Fortunately, we knew about these dynamic before yesterday, and we’ve won a preemptive victory in getting the dynamics written into the legislation in the form of the land-use safeguards and minimum lifecycle GHG standards (which as I noted a few weeks ago include, by law, the indirect land-use emissions). Now we have to defend these provisions and make sure a scientific debate (not one issue of Science) guides the implementation.
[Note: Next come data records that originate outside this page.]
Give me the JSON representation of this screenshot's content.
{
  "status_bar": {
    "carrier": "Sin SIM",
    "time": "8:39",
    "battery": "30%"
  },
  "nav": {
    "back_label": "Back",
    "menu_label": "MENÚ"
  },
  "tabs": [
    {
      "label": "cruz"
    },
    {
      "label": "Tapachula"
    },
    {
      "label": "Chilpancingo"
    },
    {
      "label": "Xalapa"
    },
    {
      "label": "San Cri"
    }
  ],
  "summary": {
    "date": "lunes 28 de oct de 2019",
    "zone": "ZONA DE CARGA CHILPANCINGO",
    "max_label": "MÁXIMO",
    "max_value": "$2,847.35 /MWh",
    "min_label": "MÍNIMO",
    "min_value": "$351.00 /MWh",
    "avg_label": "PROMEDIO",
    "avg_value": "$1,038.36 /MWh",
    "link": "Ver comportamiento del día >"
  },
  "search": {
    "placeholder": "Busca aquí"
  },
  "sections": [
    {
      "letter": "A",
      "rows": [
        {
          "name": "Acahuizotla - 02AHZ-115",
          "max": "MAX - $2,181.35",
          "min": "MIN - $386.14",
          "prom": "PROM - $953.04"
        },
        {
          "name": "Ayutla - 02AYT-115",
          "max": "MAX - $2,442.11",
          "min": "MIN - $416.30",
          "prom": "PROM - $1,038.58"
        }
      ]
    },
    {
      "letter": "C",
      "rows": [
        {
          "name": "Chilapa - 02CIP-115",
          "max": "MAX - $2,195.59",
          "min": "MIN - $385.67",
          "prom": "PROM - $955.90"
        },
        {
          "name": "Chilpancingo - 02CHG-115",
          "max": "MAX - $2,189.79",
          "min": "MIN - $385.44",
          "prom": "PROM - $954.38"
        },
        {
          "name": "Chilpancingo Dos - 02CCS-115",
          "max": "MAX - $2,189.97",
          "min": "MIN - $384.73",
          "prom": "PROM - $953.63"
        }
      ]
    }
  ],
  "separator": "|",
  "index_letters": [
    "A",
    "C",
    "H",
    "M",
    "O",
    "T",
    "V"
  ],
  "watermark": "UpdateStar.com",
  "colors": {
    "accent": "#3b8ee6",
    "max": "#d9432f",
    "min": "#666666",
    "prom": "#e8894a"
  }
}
So I would caution folks from assuming that either article means that no crop-based biofuels will be able to comply with the RFS or that their analyses are definitive. Of course, it is definitely possible (and taking Searchinger's numbers at face value very likely) that the amount of truly low-carbon biofuels we can drive through real politics and real markets is much smaller than we would hope. This makes the urgency around getting a federal low-carbon fuel standard all the greater. (See Roland's post on this too.) This approach broadens the competition among low-carbon energy supplies for transportation and focuses purely on the benefits we need rather than number of gallons produced.
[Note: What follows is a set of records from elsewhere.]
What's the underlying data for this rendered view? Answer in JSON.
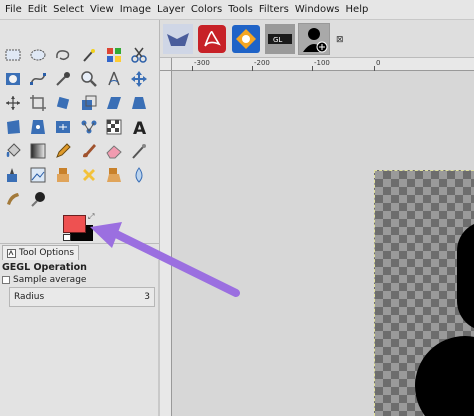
{
  "menu": [
    "File",
    "Edit",
    "Select",
    "View",
    "Image",
    "Layer",
    "Colors",
    "Tools",
    "Filters",
    "Windows",
    "Help"
  ],
  "toolbox": {
    "tools": [
      "rect-select-icon",
      "ellipse-select-icon",
      "free-select-icon",
      "fuzzy-select-icon",
      "by-color-select-icon",
      "scissors-select-icon",
      "foreground-select-icon",
      "paths-icon",
      "color-picker-icon",
      "zoom-icon",
      "measure-icon",
      "move-icon",
      "align-icon",
      "crop-icon",
      "rotate-icon",
      "scale-icon",
      "shear-icon",
      "perspective-icon",
      "unified-transform-icon",
      "handle-transform-icon",
      "cage-transform-icon",
      "flip-icon",
      "warp-transform-icon",
      "text-icon",
      "bucket-fill-icon",
      "gradient-icon",
      "pencil-icon",
      "paintbrush-icon",
      "eraser-icon",
      "airbrush-icon",
      "ink-icon",
      "mypaint-brush-icon",
      "clone-icon",
      "heal-icon",
      "perspective-clone-icon",
      "blur-sharpen-icon",
      "smudge-icon",
      "dodge-burn-icon"
    ],
    "colors": {
      "foreground": "#ee5151",
      "background": "#050505"
    }
  },
  "tool_options": {
    "tab_label": "Tool Options",
    "title": "GEGL Operation",
    "sample_average_label": "Sample average",
    "radius_label": "Radius",
    "radius_value": "3"
  },
  "image_tabs": [
    "image-thumb-1",
    "image-thumb-pdf",
    "image-thumb-3",
    "image-thumb-gl",
    "image-thumb-user"
  ],
  "ruler": {
    "labels": [
      "-300",
      "-200",
      "-100",
      "0"
    ]
  },
  "annotation": {
    "arrow_color": "#9b6fe0"
  }
}
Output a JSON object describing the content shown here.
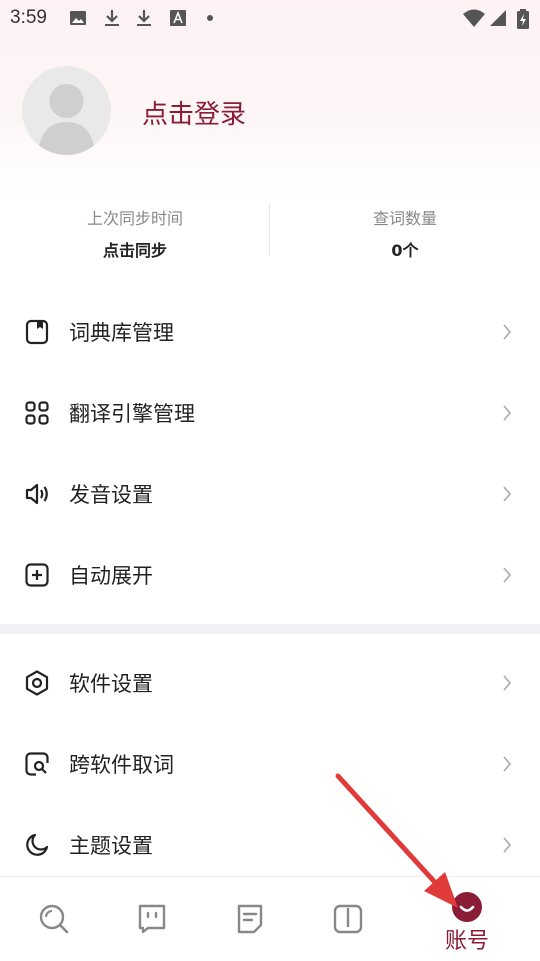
{
  "status_bar": {
    "time": "3:59",
    "icons_left": [
      "image-icon",
      "download-icon",
      "download-icon",
      "font-icon",
      "dot-icon"
    ],
    "icons_right": [
      "wifi-icon",
      "signal-icon",
      "battery-charging-icon"
    ]
  },
  "profile": {
    "login_text": "点击登录"
  },
  "stats": {
    "last_sync_label": "上次同步时间",
    "last_sync_value": "点击同步",
    "word_count_label": "查词数量",
    "word_count_value": "0个"
  },
  "menu": {
    "group1": [
      {
        "label": "词典库管理",
        "icon": "book-outline-icon"
      },
      {
        "label": "翻译引擎管理",
        "icon": "grid-icon"
      },
      {
        "label": "发音设置",
        "icon": "speaker-icon"
      },
      {
        "label": "自动展开",
        "icon": "plus-square-icon"
      }
    ],
    "group2": [
      {
        "label": "软件设置",
        "icon": "hexagon-settings-icon"
      },
      {
        "label": "跨软件取词",
        "icon": "search-square-icon"
      },
      {
        "label": "主题设置",
        "icon": "moon-icon"
      }
    ]
  },
  "bottom_nav": {
    "items": [
      {
        "name": "search",
        "icon": "search-icon"
      },
      {
        "name": "chat",
        "icon": "chat-face-icon"
      },
      {
        "name": "notes",
        "icon": "note-icon"
      },
      {
        "name": "book",
        "icon": "open-book-icon"
      },
      {
        "name": "account",
        "icon": "smile-circle-icon",
        "label": "账号",
        "active": true
      }
    ]
  },
  "colors": {
    "accent": "#8b1c35",
    "annotation_arrow": "#e03a3a"
  }
}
The challenges of getting biofuels right also means that we need to step up our efforts on renewable electricity, transmission, and electrification of transportation. Similarly, demand reductions are almost always the cheapest, cleanest, and fastest way to reduce GHG emissions. We need to be looking for ways to dramatically increase VMT reductions and further increase vehicle efficiency (beyond our recent victory increasing CAFE standards).
But recall that we’re struggling with how to get biofuels on the right path not out of some perverse desire to work on difficult tasks, but because the other parts of the transportation solution set also face major challenges in scaling up and doing it quickly. The pie-charts above are based on very aggressive scenarios for plug-in hybrids and smart growth/VMT reductions and different levels of efficiency. There are no easy solutions to a low-carbon transportation sector that do not require a significant contribution from biofuels. The challenges facing vehicle efficiency, electrification, VMT reductions, smart growth are different from those facing biofuels (they lessen the benefits we can get instead of risking costs), but for me, they do mean that the just-say-no approach to biofuels is irresponsible.